His books did not sell particularly well while he was alive, but later writers preserved his literary style for future generations. Here are a few authors who credited MacDonald with influencing their work:
Lewis Carroll, the creator of Alice in Wonderland, was a close friend of the MacDonald family. In 1863, Carroll brought MacDonald a draft of a story he was working on about a girl named Alice who fell down a hole and went on an adventure. MacDonald gave the story to his wife and children to read—they loved it. MacDonald advised Carroll to lengthen the story and encouraged him to publish it. Carroll was also a photographer and took pictures of many of MacDonald’s 11 children.
MacDonald died before C.S. Lewis had heard of him, but had a direct impact on Lewis’ faith and work. Lewis referred to MacDonald as his story “master.” In particular, MacDonald’s book Phantaste, had a huge influence on Lewis’ faith. He wrote about the experience in his book, Surprised by Joy, “It is as if I were carried sleeping across the frontier, or as if I had died in the old country and could never remember how I came alive in the new.” Lewis admired MacDonald so much he put together a spiritual collection of MacDonald’s words called George MacDonald: An Anthology. Lewis wrote, “I have never written a book in which I did not quote from him.” Many readers came to know of MacDonald’s work because of Lewis.
Although he would later criticize MacDonald’s work for being too moralizing (something he also criticized in his own novel The Hobbit), scholars believe MacDonald influenced Tolkien’s stories. Tolkien enjoyed some of MacDonald’s fantasy stories when he was young and read The Princess and the Goblin to his children. Tolkien said that MacDonald’s goblins and talking trees may have had a “remote” influence on the ents and orcs that inhabit his Lord of the Rings series.

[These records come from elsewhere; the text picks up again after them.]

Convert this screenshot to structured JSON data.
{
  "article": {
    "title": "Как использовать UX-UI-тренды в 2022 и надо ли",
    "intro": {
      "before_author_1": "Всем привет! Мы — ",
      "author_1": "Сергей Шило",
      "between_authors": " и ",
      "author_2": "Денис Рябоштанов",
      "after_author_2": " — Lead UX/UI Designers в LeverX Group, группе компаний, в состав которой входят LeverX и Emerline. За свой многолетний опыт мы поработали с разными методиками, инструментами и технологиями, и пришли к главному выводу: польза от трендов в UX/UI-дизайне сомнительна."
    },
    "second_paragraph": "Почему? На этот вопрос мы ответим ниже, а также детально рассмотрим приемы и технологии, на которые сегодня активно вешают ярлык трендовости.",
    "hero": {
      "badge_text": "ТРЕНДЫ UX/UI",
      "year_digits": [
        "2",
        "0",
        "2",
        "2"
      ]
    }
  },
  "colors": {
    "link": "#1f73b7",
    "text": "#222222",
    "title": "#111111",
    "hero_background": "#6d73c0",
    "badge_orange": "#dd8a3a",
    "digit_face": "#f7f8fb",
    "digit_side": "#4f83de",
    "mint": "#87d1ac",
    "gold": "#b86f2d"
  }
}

Madeleine L’Engle’s seminal work A Wrinkle in Time follows in the steps of Lewis and MacDonald by using using the genre of fantasy to explore faith. She said MacDonald gave her “renewed strength during times of struggle.” L’Engle even wrote an essay about how his work influenced her view of God called “George MacDonald: Nourishment for a Private World.” She called MacDonald “the grandfather of us all–all of us who struggle to come to terms with truth through imagination.”
MacDonald was not well-known in his lifetime, but his faith and legacy live on in the generations of writers he inspired with his fantastical stories.